**Problem statement:** With nothing added and nothing dropped, copy the entire listing.

**Data to process:**
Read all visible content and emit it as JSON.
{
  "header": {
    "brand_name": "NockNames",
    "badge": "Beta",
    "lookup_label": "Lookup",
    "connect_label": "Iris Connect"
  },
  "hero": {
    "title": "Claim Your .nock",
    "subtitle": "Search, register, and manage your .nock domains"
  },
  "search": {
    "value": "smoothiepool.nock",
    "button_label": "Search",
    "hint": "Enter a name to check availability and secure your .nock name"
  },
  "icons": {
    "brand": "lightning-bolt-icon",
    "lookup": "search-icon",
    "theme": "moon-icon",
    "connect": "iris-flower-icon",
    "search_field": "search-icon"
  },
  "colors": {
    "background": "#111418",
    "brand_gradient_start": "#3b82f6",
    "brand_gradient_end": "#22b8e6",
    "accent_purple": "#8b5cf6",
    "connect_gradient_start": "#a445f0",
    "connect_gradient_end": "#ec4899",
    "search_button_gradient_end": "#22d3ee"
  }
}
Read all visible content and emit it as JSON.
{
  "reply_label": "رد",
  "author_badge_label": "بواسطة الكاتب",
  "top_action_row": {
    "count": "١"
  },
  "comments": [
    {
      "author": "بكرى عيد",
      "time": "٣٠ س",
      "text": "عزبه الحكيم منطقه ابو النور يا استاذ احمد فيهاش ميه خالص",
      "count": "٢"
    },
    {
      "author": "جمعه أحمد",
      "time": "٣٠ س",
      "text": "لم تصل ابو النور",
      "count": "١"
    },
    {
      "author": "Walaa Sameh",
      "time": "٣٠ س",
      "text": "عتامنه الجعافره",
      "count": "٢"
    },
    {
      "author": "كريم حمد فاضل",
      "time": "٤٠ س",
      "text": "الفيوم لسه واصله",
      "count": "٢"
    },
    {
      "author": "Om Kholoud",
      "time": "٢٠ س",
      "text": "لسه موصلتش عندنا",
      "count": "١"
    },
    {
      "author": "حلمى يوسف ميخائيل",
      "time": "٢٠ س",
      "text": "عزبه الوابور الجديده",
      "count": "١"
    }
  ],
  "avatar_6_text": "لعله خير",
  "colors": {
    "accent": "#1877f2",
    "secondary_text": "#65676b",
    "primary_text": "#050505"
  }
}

**Answer space:**
Read all visible content and emit it as JSON.
{
  "header": {
    "brand_name": "NockNames",
    "badge": "Beta",
    "lookup_label": "Lookup",
    "connect_label": "Iris Connect"
  },
  "hero": {
    "title": "Claim Your .nock",
    "subtitle": "Search, register, and manage your .nock domains"
  },
  "search": {
    "value": "smoothiepool.nock",
    "button_label": "Search",
    "hint": "Enter a name to check availability and secure your .nock name"
  },
  "icons": {
    "brand": "lightning-bolt-icon",
    "lookup": "search-icon",
    "theme": "moon-icon",
    "connect": "iris-flower-icon",
    "search_field": "search-icon"
  },
  "colors": {
    "background": "#111418",
    "brand_gradient_start": "#3b82f6",
    "brand_gradient_end": "#22b8e6",
    "accent_purple": "#8b5cf6",
    "connect_gradient_start": "#a445f0",
    "connect_gradient_end": "#ec4899",
    "search_button_gradient_end": "#22d3ee"
  }
}
Read all visible content and emit it as JSON.
{
  "reply_label": "رد",
  "author_badge_label": "بواسطة الكاتب",
  "top_action_row": {
    "count": "١"
  },
  "comments": [
    {
      "author": "بكرى عيد",
      "time": "٣٠ س",
      "text": "عزبه الحكيم منطقه ابو النور يا استاذ احمد فيهاش ميه خالص",
      "count": "٢"
    },
    {
      "author": "جمعه أحمد",
      "time": "٣٠ س",
      "text": "لم تصل ابو النور",
      "count": "١"
    },
    {
      "author": "Walaa Sameh",
      "time": "٣٠ س",
      "text": "عتامنه الجعافره",
      "count": "٢"
    },
    {
      "author": "كريم حمد فاضل",
      "time": "٤٠ س",
      "text": "الفيوم لسه واصله",
      "count": "٢"
    },
    {
      "author": "Om Kholoud",
      "time": "٢٠ س",
      "text": "لسه موصلتش عندنا",
      "count": "١"
    },
    {
      "author": "حلمى يوسف ميخائيل",
      "time": "٢٠ س",
      "text": "عزبه الوابور الجديده",
      "count": "١"
    }
  ],
  "avatar_6_text": "لعله خير",
  "colors": {
    "accent": "#1877f2",
    "secondary_text": "#65676b",
    "primary_text": "#050505"
  }
}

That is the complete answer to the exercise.